Categorized | Agriculture, Energy

Ethanol and food prices

Iowa State University has a new study out this week on what their economists say are relatively modest links between ethanol production, ethanol subsidies and food prices.  For example, the report notes that soybeans had only a 2.8 percent price increase and corn and wheat less than a 1 percent price increase because of ethanol subsidies and chicken and beef were only 3 cents per pound and 2 cents per pound more expensive to consumers in 2009 because of the expansion of ethanol as fuel.

Well 3 cents may not sound like a lot to an economist, but Americans ate 42.4 billion pounds of chicken and 26.4 billion pounds of beef last year so that 3 and 2 cents adds up to more than $1.7 billion in higher food costs that we all paid.  Iowa State also reports that corn was 76 cents per bushel more expensive in 2009-2010 than it would have been if not for expansion of ethanol –  consumers paid that 76 cents on the 60 percent of 13 billion bushels of corn that went into food (not ethanol).  Thus consumers in the U.S. and abroad paid at least $2-$4 billion in higher corn ingredient prices.

Add those food price increases on top of the $6 billion federal handout that refineries received for adding ethanol to gasoline and you begin to get a measure of the real dollar price that Americans pay to prop up an industry whose product lowers car fuel economy, increases lifecycle greenhouse gas emissions and contributes to tropical deforestation and destruction of U.S. prairies .

Now you know why Defenders of Wildlife and many other groups encouraged the Senate to vote to eliminate the $6 billion ethanol subsidy.  The Senate voted 73-27 in favor of doing so last week.

This post was written by:

- who has written 17 posts on dotWild.

Tim Male is Vice President for Conservation at Defenders of Wildlife.
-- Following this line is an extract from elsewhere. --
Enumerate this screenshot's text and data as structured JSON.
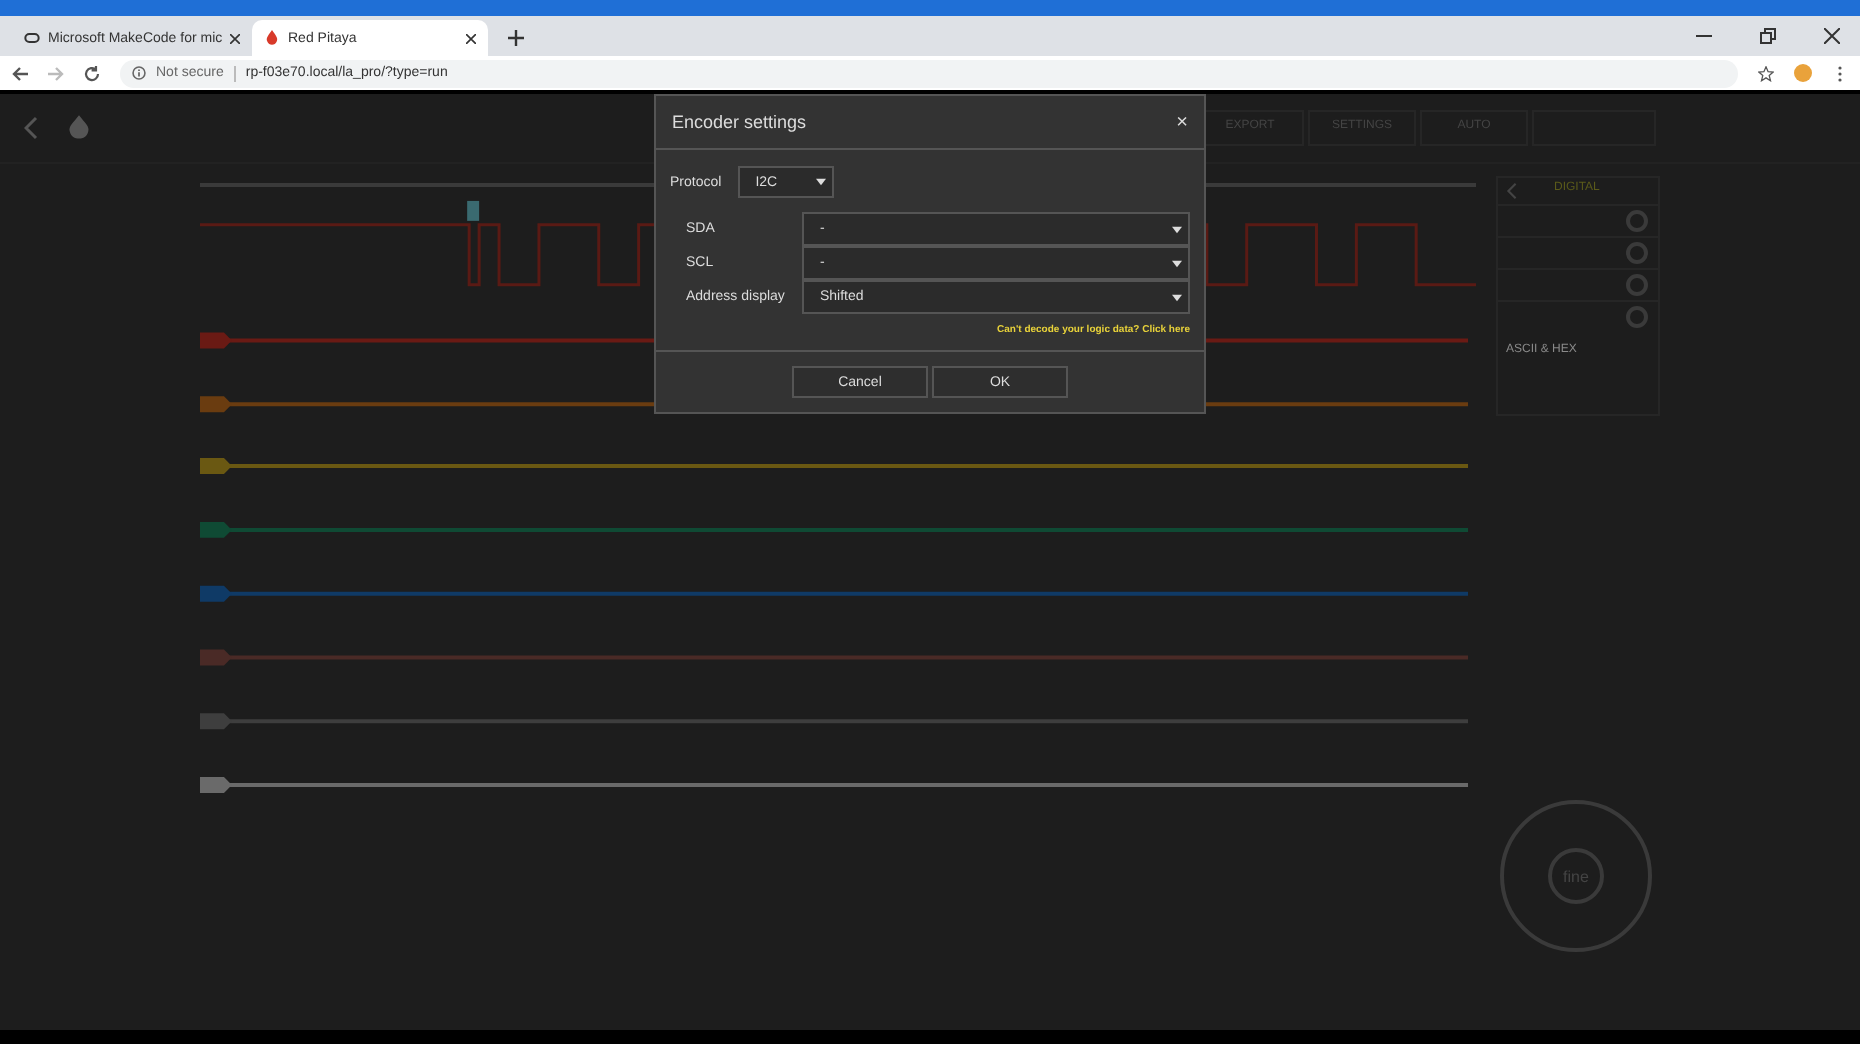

Tim directs a number of Defenders’ conservation policy programs, including Habitat and Highways, Conservation Planning, Federal Lands, Oregon Biodiversity Partnership, and Economics.

Contact the author

Leave a Reply

dotWild is the blog of scientists and policy experts at Defenders of Wildlife, a national, nonprofit membership organization dedicated to the protection of all native animals and plants in their natural communities.